All church bells are the same, generally. They work on the same logic, for the same reason, and all involve metal on metal clanking. So for a ‘satanist’ (thinking is satanic in some Christian corners) such as myself why is it that I find that some church bells are more equal than others? Contrary to popular belief, I associate the church (notwithstanding the intrinsic misogyny, feudalism etc.) with all that is holy and perfect. Blame it on my joyous upbringing under the church. Today Sunday morning found me in the black suburb of Bochabela. I was outside when the 7 o’clock bell rang from a church nearby. And with it I found peace in its holiness and perfection. Albeit for a split second. I thought to myself that it has been a while since I heard a church bell (this was me tryna analyze my reaction to the bell), hence the feelings that came with it. I even managed to scrape up a word to package the whole thing nicely so we can move on with our lives: nostalgia.
Church bells were an intrinsic part in my development, having spent most of my childhood in the church. I’m probably not lying when I guess that at one stage I also wanted the honour of ringing one. Our church, like most poor churches, did not have the tower bell, instead we used a piece of steel rail hanging from a pole at chest level and hit with a hammer-like device. Where this wasn’t available the largest hand-bell the church could afford would be utilized. But as with everything in blackness, varieties and improvisations abound. So long as there’s metal on metal action we good to go. The tower church bell was to be found in our church’s headquarters; the holiest of holy sites. So one can already see how much value I placed on the tower bell. Granted that there were many tower bells in me kasi; but they were of ‘other’ churches, as thus could not carry the same value.

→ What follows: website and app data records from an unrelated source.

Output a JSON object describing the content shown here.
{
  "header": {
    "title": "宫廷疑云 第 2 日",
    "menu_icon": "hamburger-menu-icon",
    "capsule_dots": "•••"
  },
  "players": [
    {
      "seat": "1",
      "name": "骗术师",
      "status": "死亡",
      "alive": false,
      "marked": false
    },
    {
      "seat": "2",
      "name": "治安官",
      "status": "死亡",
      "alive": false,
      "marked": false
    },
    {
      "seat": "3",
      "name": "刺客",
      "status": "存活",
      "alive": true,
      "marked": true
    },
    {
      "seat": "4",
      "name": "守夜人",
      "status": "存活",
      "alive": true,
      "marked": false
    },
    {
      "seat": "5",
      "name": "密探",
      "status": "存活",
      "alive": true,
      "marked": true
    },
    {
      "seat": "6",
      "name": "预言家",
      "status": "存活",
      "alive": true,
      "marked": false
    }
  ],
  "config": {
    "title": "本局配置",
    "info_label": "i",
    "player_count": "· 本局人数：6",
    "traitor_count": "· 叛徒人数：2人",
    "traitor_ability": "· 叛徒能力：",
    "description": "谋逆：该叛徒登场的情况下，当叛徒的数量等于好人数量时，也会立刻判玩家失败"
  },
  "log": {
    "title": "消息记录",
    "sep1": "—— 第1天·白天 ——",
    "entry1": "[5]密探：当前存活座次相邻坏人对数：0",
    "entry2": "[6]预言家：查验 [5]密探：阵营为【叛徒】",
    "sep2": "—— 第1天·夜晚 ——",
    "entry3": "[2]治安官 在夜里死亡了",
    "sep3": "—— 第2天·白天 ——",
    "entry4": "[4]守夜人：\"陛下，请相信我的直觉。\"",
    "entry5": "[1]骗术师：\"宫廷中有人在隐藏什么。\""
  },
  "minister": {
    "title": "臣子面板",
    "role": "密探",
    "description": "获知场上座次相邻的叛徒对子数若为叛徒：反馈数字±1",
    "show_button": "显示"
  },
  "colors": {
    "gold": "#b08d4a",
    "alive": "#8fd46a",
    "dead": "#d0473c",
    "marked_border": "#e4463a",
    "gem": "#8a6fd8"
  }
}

Our church bell I understood. ‘Twas rung four times on a Sunday: an hour before the service, then thirty minutes before, and at the hour of the service. 11 o’clock. And the opening hymn will be heard: “Reaobo-ooo-ka Mo-o-re-ena”. The fourth bell rang at 12 o’clock, ka “Nako Ya Manyeloi”. When this bell rings everything is dropped and all fall on their knees to pray their most earnest prayers. It is at this hour that the Angels descend from heaven to collect prayers. After the subjective prayers the priest will lead the congregation into community service prayers for the widows, orphans, those in hospitals and languishing in jails (the guilty and innocent – this was always stressed) etc. Post this prayer this hymn of offering and sacrifice would be sung as everybody went to present their offerings at the altar:

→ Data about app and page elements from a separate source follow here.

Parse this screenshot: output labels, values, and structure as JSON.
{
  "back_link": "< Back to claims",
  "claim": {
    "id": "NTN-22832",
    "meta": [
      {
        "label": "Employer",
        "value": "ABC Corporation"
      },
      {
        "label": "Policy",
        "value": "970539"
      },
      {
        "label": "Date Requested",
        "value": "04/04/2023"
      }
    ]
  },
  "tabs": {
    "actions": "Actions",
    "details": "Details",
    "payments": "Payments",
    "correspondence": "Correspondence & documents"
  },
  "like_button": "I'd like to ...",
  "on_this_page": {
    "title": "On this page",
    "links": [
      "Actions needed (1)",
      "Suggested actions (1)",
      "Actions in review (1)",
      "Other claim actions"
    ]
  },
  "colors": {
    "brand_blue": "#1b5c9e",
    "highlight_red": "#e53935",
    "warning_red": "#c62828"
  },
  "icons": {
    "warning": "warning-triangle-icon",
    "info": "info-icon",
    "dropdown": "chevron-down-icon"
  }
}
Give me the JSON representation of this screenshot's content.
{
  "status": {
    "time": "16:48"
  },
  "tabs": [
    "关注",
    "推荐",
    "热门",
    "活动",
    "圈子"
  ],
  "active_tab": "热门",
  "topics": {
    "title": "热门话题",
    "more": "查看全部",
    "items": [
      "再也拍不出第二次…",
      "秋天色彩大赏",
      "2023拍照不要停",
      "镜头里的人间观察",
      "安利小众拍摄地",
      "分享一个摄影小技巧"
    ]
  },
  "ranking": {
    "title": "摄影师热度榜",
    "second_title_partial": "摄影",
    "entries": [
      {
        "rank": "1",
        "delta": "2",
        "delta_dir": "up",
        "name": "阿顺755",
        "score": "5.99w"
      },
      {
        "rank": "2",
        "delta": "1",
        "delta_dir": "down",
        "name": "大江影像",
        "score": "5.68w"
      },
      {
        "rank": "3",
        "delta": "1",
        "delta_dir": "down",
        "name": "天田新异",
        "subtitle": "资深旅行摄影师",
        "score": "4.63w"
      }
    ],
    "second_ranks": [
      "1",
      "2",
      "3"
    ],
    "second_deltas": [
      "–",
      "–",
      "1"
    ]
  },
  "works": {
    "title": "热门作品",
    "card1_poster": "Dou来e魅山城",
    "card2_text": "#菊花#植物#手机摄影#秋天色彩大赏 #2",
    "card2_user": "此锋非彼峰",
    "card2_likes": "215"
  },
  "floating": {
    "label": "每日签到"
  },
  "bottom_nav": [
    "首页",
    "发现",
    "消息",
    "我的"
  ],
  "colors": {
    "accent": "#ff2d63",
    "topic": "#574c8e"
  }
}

“Ke nehela tsohle tsa ka
Diatleng tsa Morena
Jesu ke mmoloki wa ka
Mopholosi wa batho.”
It is thus understandable that I would feel nostalgic upon hearing one after a while. Except that this wasn’t the case. I live five minute walk away from a church in the white suburb of Westdene. I hear the bells toll every week. Then why is it that they don’t invoke any nostalgia in me? The reason is simply because I cannot associate holiness and perfection with the white church. The white church has been the bastion of white supremacy and anti-blackness since the first encounter. The first ship to come enslave our people bore the name of Christ. In the slavery ports there were chapels where the enslavers would pray for their safe journey across the seas, to thank God for the slaves He gave them, and they asked for more. What were the prayers of the shackled black bodies in the next door? For death? Freedom? Or maybe just to understand what was going on. This has continued right through colonialism, apartheid and to this very day. Do they not pray for the protection of their ill-gotten wealth, safety and security? Do they not pray for the health of their kitchen-girls and garden-boys so they don’t have to go a day without clean linen and garden weedless? The white church is the site of unspeakable evils.

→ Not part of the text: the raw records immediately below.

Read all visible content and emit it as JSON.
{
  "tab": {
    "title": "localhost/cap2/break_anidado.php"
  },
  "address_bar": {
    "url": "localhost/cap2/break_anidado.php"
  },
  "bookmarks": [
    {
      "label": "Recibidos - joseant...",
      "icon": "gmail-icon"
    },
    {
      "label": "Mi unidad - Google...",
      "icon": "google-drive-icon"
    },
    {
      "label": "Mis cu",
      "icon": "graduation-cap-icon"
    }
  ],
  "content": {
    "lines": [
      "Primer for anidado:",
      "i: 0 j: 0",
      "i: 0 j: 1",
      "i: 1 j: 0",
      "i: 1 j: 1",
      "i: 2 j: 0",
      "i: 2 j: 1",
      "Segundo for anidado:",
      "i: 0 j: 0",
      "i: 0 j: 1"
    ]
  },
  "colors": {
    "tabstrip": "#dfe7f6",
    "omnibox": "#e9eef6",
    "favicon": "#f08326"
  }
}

When the bell tolls at some unknown church in Bochabela I remember the prayers of the kitchen-girls and garden-boys. Petrol attendants and car guards. Prostitutes and miners. And of the unemployed. The bell reminds me of their trials and tribulations. It’s is where they turn to for some peace. The church is the only therapy most blacks have access to. It is where we go to ask the almighty to lift the yoke from our shoulders.
The opposite happens in the white church. There the bell tolls for us to have the strength and discipline to carry the yoke. It is where one goes to wash off the guilt, much like Pontius Pilate.
I know what this bell tolls for. It is a call to gather murderers, plunders, looters, and their ilk to wash their sins, red with the blood of blacks, to wash them until they are white as snow. It cannot be equal to the steel rails or handbells of our black churches. It thus cannot invoke any wistfulness from me. It can only invoke anger. But even this I’m unable to accomplish. The totality and omnipresence of the white power structure is such that one cannot afford to feel anything when faced with it’s many symbols. As such I have been indifferent to that church bell for almost two years. In as much as we’re indifferent to the many street names, squares, parks, buildings and statues that celebrate and remind us of our oppression. Just as much as we’re indifferent to Die Stem. We have learnt to numb our senses to these symbols to survive.